_PROBLEM TO WORK ON_
Images excluded, return every record exactly as it reads.

>>>

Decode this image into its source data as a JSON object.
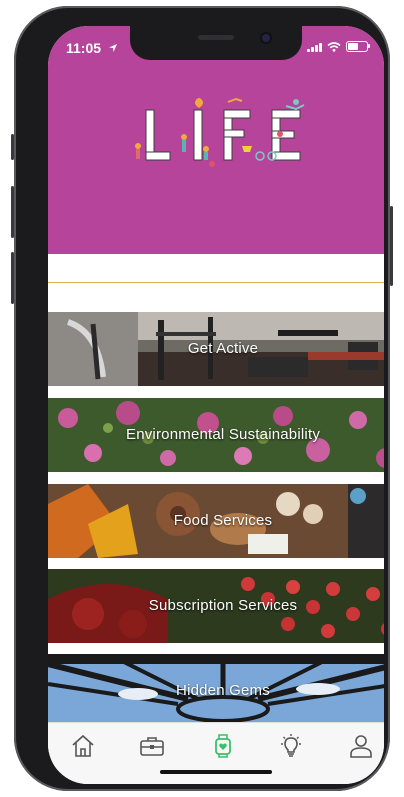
{
  "status_bar": {
    "time": "11:05"
  },
  "header": {
    "logo_text": "LIFE",
    "background_color": "#b5449a"
  },
  "categories": [
    {
      "label": "Get Active",
      "image": "gym-equipment"
    },
    {
      "label": "Environmental Sustainability",
      "image": "pink-flowers"
    },
    {
      "label": "Food Services",
      "image": "pastries"
    },
    {
      "label": "Subscription Services",
      "image": "red-flowers"
    },
    {
      "label": "Hidden Gems",
      "image": "pavilion-sky"
    }
  ],
  "tabbar": {
    "items": [
      {
        "icon": "home-icon",
        "active": false
      },
      {
        "icon": "briefcase-icon",
        "active": false
      },
      {
        "icon": "watch-heart-icon",
        "active": true
      },
      {
        "icon": "lightbulb-icon",
        "active": false
      },
      {
        "icon": "profile-icon",
        "active": false
      }
    ],
    "active_color": "#3dbf6a"
  }
}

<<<

_THE COMPLETED TASK_
Decode this image into its source data as a JSON object.
{
  "status_bar": {
    "time": "11:05"
  },
  "header": {
    "logo_text": "LIFE",
    "background_color": "#b5449a"
  },
  "categories": [
    {
      "label": "Get Active",
      "image": "gym-equipment"
    },
    {
      "label": "Environmental Sustainability",
      "image": "pink-flowers"
    },
    {
      "label": "Food Services",
      "image": "pastries"
    },
    {
      "label": "Subscription Services",
      "image": "red-flowers"
    },
    {
      "label": "Hidden Gems",
      "image": "pavilion-sky"
    }
  ],
  "tabbar": {
    "items": [
      {
        "icon": "home-icon",
        "active": false
      },
      {
        "icon": "briefcase-icon",
        "active": false
      },
      {
        "icon": "watch-heart-icon",
        "active": true
      },
      {
        "icon": "lightbulb-icon",
        "active": false
      },
      {
        "icon": "profile-icon",
        "active": false
      }
    ],
    "active_color": "#3dbf6a"
  }
}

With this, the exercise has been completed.